Uber drivers are currently treated as self-employed, meaning that by law they are only afforded minimal protections, a status the Silicon Valley-based company sought to maintain through continued court action.
“The Supreme Court unanimously dismisses Uber’s appeal,” judge George Leggatt said on Friday.
“The legislation is intended to give certain protections to vulnerable individuals who have little or no say over their pay and working conditions.”
Uber said the verdict did not apply to all of its current 60,000 drivers in Britain, including 45,000 in London, one of its most important global markets.
“We respect the Court’s decision which focused on a small number of drivers who used the Uber app in 2016,” said its Northern and Eastern Europe boss Jamie Heywood. “We are committed to doing more and will now consult with every active driver across the UK to understand the changes they want to see.”
The gig economy, where people tend to work for one or more companies on a job-by-job basis, has faced criticism from unions who say it is exploitative, while businesses say many of those working in this enjoy the flexibility.

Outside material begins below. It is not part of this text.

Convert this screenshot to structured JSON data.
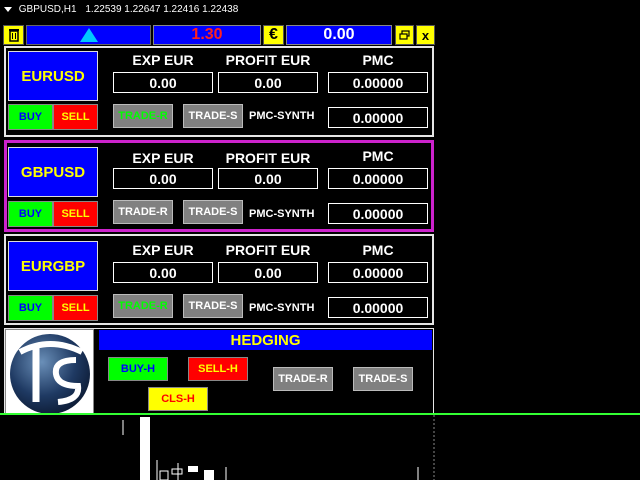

It could still take several months for the details of Friday’s decision to be worked out if a further employment tribunal hearing is needed to sort through practicalities over sums owed to drivers.
Law firm Leigh Day says eligible drivers could be entitled to an average of 12,000 pounds ($16,780) in compensation.
(Reporting by Costas Pitas; editing by Guy Faulconbridge and Pravin Char)